### WHAT NEEDS TO BE DONE
For the entries below, say how many lines include the word "title" and add nothing else.

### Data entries
+===+

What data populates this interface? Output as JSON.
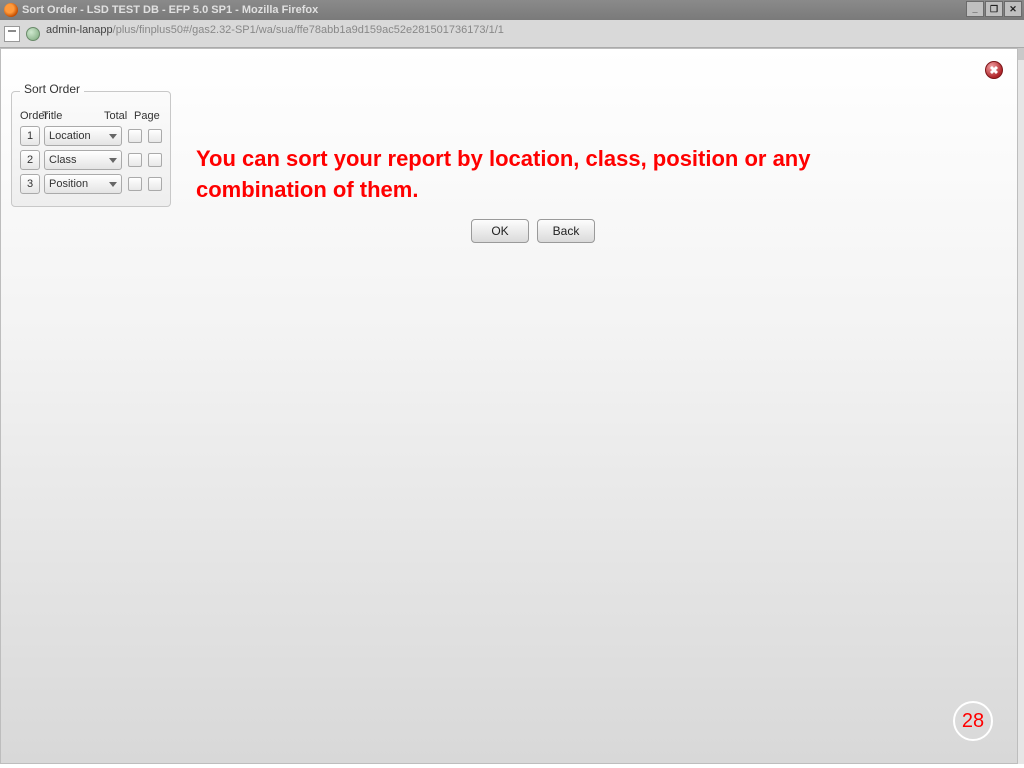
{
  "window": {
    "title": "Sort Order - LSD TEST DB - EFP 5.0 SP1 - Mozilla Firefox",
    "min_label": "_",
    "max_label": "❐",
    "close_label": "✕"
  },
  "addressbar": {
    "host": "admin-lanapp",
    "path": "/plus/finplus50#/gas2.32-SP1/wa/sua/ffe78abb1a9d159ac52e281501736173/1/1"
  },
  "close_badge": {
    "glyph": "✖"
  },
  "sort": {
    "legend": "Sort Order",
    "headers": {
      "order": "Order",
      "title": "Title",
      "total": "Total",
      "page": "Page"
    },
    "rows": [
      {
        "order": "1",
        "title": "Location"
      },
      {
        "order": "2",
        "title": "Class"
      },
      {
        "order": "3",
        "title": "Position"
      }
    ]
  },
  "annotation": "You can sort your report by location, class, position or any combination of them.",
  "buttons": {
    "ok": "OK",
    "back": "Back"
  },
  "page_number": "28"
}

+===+

### YOUR RESPONSE
5